Professor Eric Calais, from Ecole Normale Supérieure in Paris, was kind enough to email me from Haiti today to update me on some of the progress and ongoing challenges regarding earthquake reconstruction and preparedness in Haiti. Calais served a science advisor to the United National Disaster Risk Reduction Program in Haiti after the 2010 earthquake, and has continued leadership in earthquake safety and building scientific capacity within Haiti since that time.  Some of the positives pointed out by Calais include publication of a national seismic hazard map, development of a national building code, several new buildings designed and built according to the seismic code (notably the new administrative quarter of Port-au-Prince), training of construction professionals, development of an operational seismic network, several Haitian PhD students trained abroad and now working in Haiti, and a new masters program at the State University of Haiti in geosciences-geohazards. Challenges that remain include the difficulty in finding funding to update the seismic hazard map despite much new data, difficulty in finding funding to operate and maintain the seismic network, the lack of a legal framework to impose earthquake safe construction, and the difficulty of doing anything for the informal construction (non-engineered) which represents up to 90% of the buildings in Haiti (this is common in many countries exposed to earthquake hazard). Calais emphasized the importance of training in-country professionals, and finds hope in the efforts being made by the State University of Haiti to initiate the masters program mentioned above that is now training the next generation of risk-reduction specialists in Haiti.

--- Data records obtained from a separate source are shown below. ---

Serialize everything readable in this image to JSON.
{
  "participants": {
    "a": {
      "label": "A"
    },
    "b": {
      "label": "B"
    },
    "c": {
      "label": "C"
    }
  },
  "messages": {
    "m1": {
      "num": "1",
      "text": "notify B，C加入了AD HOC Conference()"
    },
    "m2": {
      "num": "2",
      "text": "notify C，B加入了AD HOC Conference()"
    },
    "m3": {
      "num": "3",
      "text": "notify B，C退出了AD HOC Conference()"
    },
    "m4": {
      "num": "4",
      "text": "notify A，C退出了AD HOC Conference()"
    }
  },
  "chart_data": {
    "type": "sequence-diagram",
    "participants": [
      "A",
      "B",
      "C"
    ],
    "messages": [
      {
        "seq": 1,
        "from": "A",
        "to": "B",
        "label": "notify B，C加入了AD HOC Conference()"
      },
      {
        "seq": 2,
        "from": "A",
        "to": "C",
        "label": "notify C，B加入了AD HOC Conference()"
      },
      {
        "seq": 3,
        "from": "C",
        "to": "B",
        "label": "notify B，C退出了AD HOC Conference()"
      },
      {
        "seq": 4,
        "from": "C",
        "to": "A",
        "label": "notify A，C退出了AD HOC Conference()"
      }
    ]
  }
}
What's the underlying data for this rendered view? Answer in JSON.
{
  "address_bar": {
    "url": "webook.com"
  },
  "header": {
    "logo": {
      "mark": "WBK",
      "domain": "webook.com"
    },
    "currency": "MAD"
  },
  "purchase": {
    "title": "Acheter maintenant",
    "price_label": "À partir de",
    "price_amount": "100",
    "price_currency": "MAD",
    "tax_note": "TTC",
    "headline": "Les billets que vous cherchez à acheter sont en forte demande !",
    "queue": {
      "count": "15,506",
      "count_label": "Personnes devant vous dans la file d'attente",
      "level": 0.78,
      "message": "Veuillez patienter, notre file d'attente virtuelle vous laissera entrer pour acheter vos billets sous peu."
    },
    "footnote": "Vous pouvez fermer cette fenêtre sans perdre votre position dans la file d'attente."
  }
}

Throughout the broader Caribbean region, several efforts have enhanced earthquake and tsunami monitoring since the 2010 Haiti earthquake. The Continuously Operating Caribbean GPS Observational Network (COCONet) in Caribbean and Caribbean-border nations is a geodetic network operated by UNAVCO, with support from the U.S. National Science Foundation and partners from many other countries and now provides real time geodetic data for studies of plate kinematics, the earthquake cycle, volcanic processes and even hurricane tracking. The United Nations Educational, Scientific and Cultural Organization (UNESCO) Intergovernmental Coordinating Group (ICG) for the Tsunami and other Coastal Hazards Early Warning System for the Caribbean and Adjacent Regions (CARIBE-EWS) has developed performance standards for detection and analysis of earthquakes, and now over 100 seismic stations, from nearly every nation in the Caribbean region, contribute real-time data to tsunami warning centers (McNamara et al., 2016). These projects provide data essential for understanding the processes leading to major earthquakes and tsunamis.

The 2018 report of the United Nations Office for the Coordination of Humanitarian Affairs (OCHA) reports that 1.9 million Haitians are still in need of aid, and that continued investment in preparedness and disaster risk reduction is required (this includes hurricanes in addition to earthquakes). The 2010 Haiti earthquake is a clear example of the risk brought about by increasing exposure of vulnerable populations to hazards – and a future where dire outcomes affecting local to global populations may occur unless such vulnerabilities are reduced through education, science, technology, informed policy and global cooperation.